6: Explore a blast from the past and see what Denali was like millions of years ago. Can you possibly imagine how much the landscapes of the world have changed since the ice age? Fascinating to fathom! Denali’s 70-million year-old Cantwell Formation is overflowing with dinosaur fossils. The National Park Service reported that back in 2005, a three-toed carnivore called a theropod which was the first fossil ever found in interior Alaska. Since then, reports of thousands more fossils have been discovered. The Murie Science and Learning Center at Denali National Park & Preserve offers an incredibly educational place for visitors to see many of these fascinating fossils.

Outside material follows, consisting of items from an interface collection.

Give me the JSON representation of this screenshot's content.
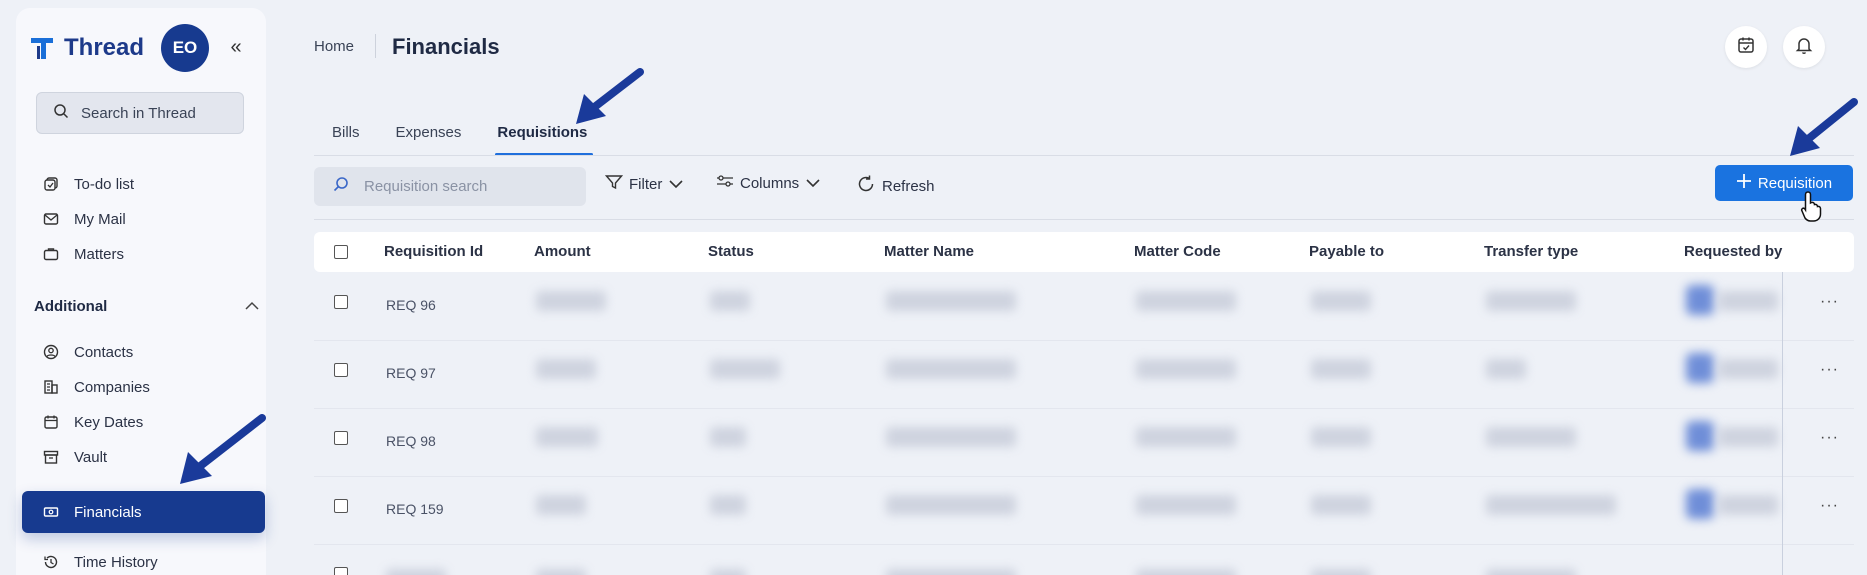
{
  "app": {
    "name": "Thread",
    "avatar_initials": "EO",
    "collapse_glyph": "«",
    "search_placeholder": "Search in Thread"
  },
  "sidebar": {
    "items_top": [
      {
        "label": "To-do list",
        "icon": "todo-icon"
      },
      {
        "label": "My Mail",
        "icon": "mail-icon"
      },
      {
        "label": "Matters",
        "icon": "briefcase-icon"
      }
    ],
    "section_label": "Additional",
    "items_additional": [
      {
        "label": "Contacts",
        "icon": "contact-icon"
      },
      {
        "label": "Companies",
        "icon": "building-icon"
      },
      {
        "label": "Key Dates",
        "icon": "calendar-icon"
      },
      {
        "label": "Vault",
        "icon": "archive-icon"
      },
      {
        "label": "Financials",
        "icon": "money-icon",
        "active": true
      },
      {
        "label": "Time History",
        "icon": "history-icon"
      }
    ]
  },
  "header": {
    "breadcrumb_home": "Home",
    "title": "Financials"
  },
  "tabs": [
    {
      "label": "Bills"
    },
    {
      "label": "Expenses"
    },
    {
      "label": "Requisitions",
      "active": true
    }
  ],
  "toolbar": {
    "search_placeholder": "Requisition search",
    "filter_label": "Filter",
    "columns_label": "Columns",
    "refresh_label": "Refresh",
    "add_label": "Requisition"
  },
  "table": {
    "columns": [
      "Requisition Id",
      "Amount",
      "Status",
      "Matter Name",
      "Matter Code",
      "Payable to",
      "Transfer type",
      "Requested by"
    ],
    "rows": [
      {
        "id": "REQ 96"
      },
      {
        "id": "REQ 97"
      },
      {
        "id": "REQ 98"
      },
      {
        "id": "REQ 159"
      },
      {
        "id": ""
      }
    ],
    "row_menu": "···"
  },
  "colors": {
    "brand_navy": "#173a8f",
    "primary_button": "#1a73e0",
    "arrow": "#1a3a9a"
  }
}
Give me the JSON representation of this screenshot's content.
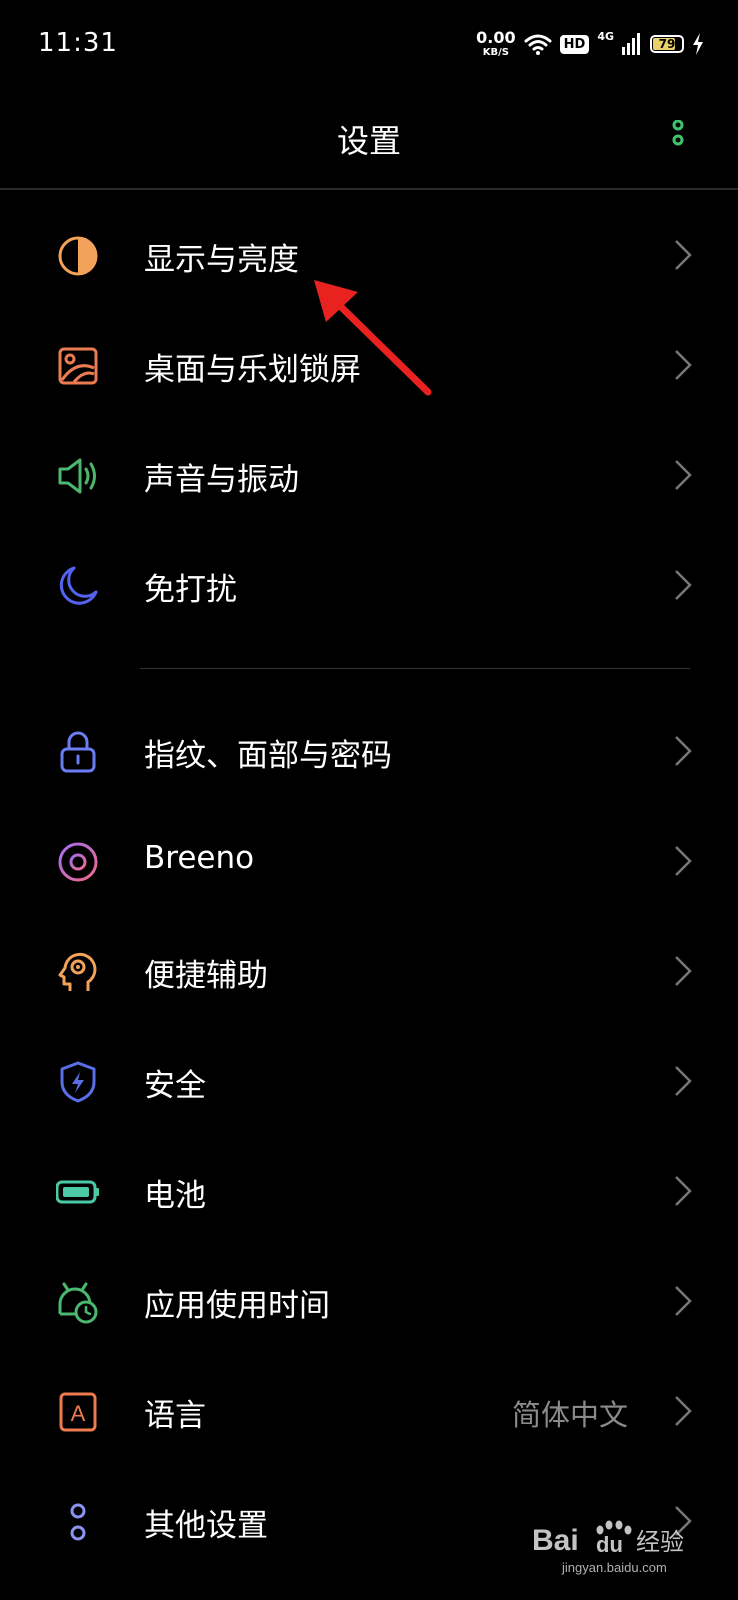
{
  "status": {
    "time": "11:31",
    "net_speed": "0.00",
    "net_unit": "KB/S",
    "hd": "HD",
    "signal_type": "4G",
    "battery_percent": 79,
    "battery_label": "79",
    "charging": true,
    "battery_color": "#e9d26c"
  },
  "header": {
    "title": "设置",
    "more_icon": "more-vertical-icon",
    "accent": "#3ec46d"
  },
  "groups": [
    {
      "items": [
        {
          "label": "显示与亮度",
          "icon": "display-brightness-icon",
          "color": "#f2a25a"
        },
        {
          "label": "桌面与乐划锁屏",
          "icon": "wallpaper-icon",
          "color": "#ec7b52"
        },
        {
          "label": "声音与振动",
          "icon": "speaker-icon",
          "color": "#4bb86f"
        },
        {
          "label": "免打扰",
          "icon": "moon-icon",
          "color": "#5563f0"
        }
      ]
    },
    {
      "items": [
        {
          "label": "指纹、面部与密码",
          "icon": "lock-icon",
          "color": "#6b7df2"
        },
        {
          "label": "Breeno",
          "icon": "breeno-icon",
          "color": "#d55ec8"
        },
        {
          "label": "便捷辅助",
          "icon": "head-assist-icon",
          "color": "#f2a25a"
        },
        {
          "label": "安全",
          "icon": "shield-icon",
          "color": "#5a6fe6"
        },
        {
          "label": "电池",
          "icon": "battery-icon",
          "color": "#4cc9a5"
        },
        {
          "label": "应用使用时间",
          "icon": "app-usage-time-icon",
          "color": "#4bb86f"
        },
        {
          "label": "语言",
          "icon": "language-icon",
          "color": "#ec7b52",
          "icon_text": "A",
          "value": "简体中文"
        },
        {
          "label": "其他设置",
          "icon": "more-settings-icon",
          "color": "#8a93f0"
        }
      ]
    }
  ],
  "watermark": {
    "brand": "Bai",
    "brand2": "du",
    "suffix": "经验",
    "url": "jingyan.baidu.com"
  },
  "annotation_color": "#e8231f"
}
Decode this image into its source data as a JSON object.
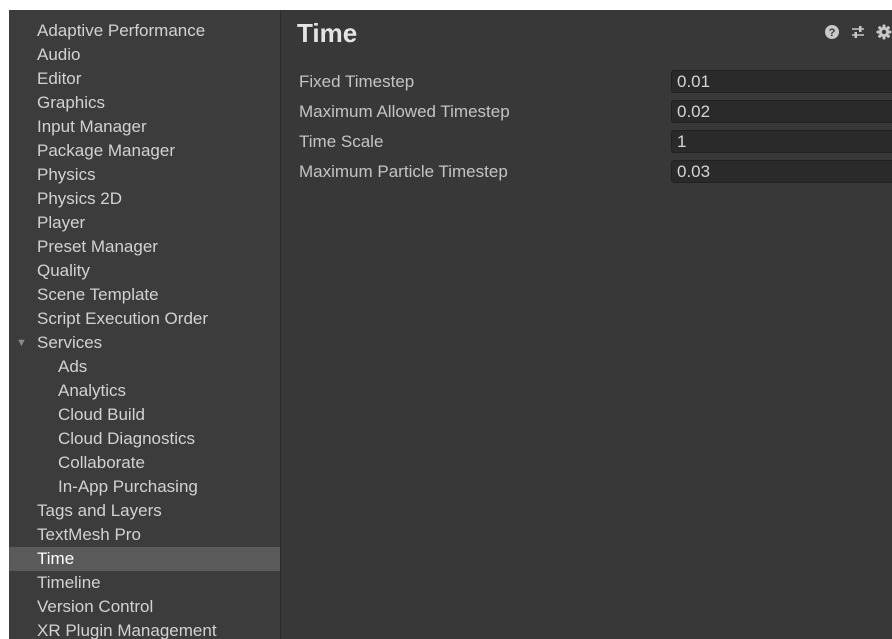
{
  "sidebar": {
    "items": [
      {
        "label": "Adaptive Performance"
      },
      {
        "label": "Audio"
      },
      {
        "label": "Editor"
      },
      {
        "label": "Graphics"
      },
      {
        "label": "Input Manager"
      },
      {
        "label": "Package Manager"
      },
      {
        "label": "Physics"
      },
      {
        "label": "Physics 2D"
      },
      {
        "label": "Player"
      },
      {
        "label": "Preset Manager"
      },
      {
        "label": "Quality"
      },
      {
        "label": "Scene Template"
      },
      {
        "label": "Script Execution Order"
      },
      {
        "label": "Services",
        "expanded": true
      },
      {
        "label": "Ads",
        "child": true
      },
      {
        "label": "Analytics",
        "child": true
      },
      {
        "label": "Cloud Build",
        "child": true
      },
      {
        "label": "Cloud Diagnostics",
        "child": true
      },
      {
        "label": "Collaborate",
        "child": true
      },
      {
        "label": "In-App Purchasing",
        "child": true
      },
      {
        "label": "Tags and Layers"
      },
      {
        "label": "TextMesh Pro"
      },
      {
        "label": "Time",
        "selected": true
      },
      {
        "label": "Timeline"
      },
      {
        "label": "Version Control"
      },
      {
        "label": "XR Plugin Management"
      }
    ]
  },
  "main": {
    "title": "Time",
    "header_icons": [
      "help-icon",
      "preset-icon",
      "settings-gear-icon"
    ],
    "properties": [
      {
        "label": "Fixed Timestep",
        "value": "0.01"
      },
      {
        "label": "Maximum Allowed Timestep",
        "value": "0.02"
      },
      {
        "label": "Time Scale",
        "value": "1"
      },
      {
        "label": "Maximum Particle Timestep",
        "value": "0.03"
      }
    ]
  },
  "colors": {
    "background": "#383838",
    "sidebar": "#3c3c3c",
    "selected_row": "#5a5a5a",
    "field": "#2a2a2a",
    "text": "#d2d2d2"
  }
}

7: There is no greater bucket list MUST than watching a mind-blowing Northern Lights show inside or around Denali National Park. Plus, this is one of the very best places in the entire United States to observe the Aurora Borealis. Late-fall and winter are the best seasons to spot the lights, and into early spring as well. Auroras actually occur year-round, although Alaska’s long summer days make them almost impossible to see. Plan for a clear, cold, dark night and even if you don’t see the lights, chances are high that the stargazing will still be quite phenomenal.
8: Gorgeous, glistening, glaciers – oh my! Can you believe that glaciers cover one million acres of Denali? That is a staggering one-sixth of the entire park! These incredible landmasses flow from as high as 19,000 feet above sea level. Inside Denali, the Kahiltna Glacier is the longest in the park and inside the Alaska Range. It spans a remarkable 44 miles down the southwestern side of Denali.
9: If you don’t really like amphibians and prefer the big, fury, mammals of the “big 5” – Denali is just the place for you. There are zero reptiles found in the northern region, although the wood frog is the singular lone amphibian in Denali National Park. Surprisingly, they can survive harsh sub-zero winter temperatures for months on end by freezing solid throughout this season. Their hearts don’t beat and they don’t breathe, but chemicals that they contain protect the wood frogs’ cells so that they can hibernate. In the springtime, they thaw out and return to ponds where they will begin breeding. They are so rare and remarkable! Spotting one is a true treat, not to be taken for granted.
10: Can you believe that Denali, ‘The Great One,’ is visible from over 200 miles away? The Alaska Range creates its own weather system and on a clear day it can be seen from Alaska’s two largest cities – Anchorage and Fairbanks. Although, if you haven’t heard about the 30% club, we’re here to break it to you softly. It’s reported that only 30% of visitors to Alaska actually have the opportunity to see Denali shine in all its glory (mostly due to cloud cover and precipitation obstructing the view of the mountain).
Looking for another great read? Check out these 7 Road Trips That’ll Fuel Your Wanderlust To Travel Alaska This Summer. Or, Alaska’s Underground Permafrost Tunnel That’s Hiding In Plain Sight. Or, these 10 Ridiculously Rare Alaska Attractions That You’ll Be Blown Away By. You might also enjoy, Alaska’s Unreal Upside-Down Forest at Glacier Gardens in Juneau, Alaska.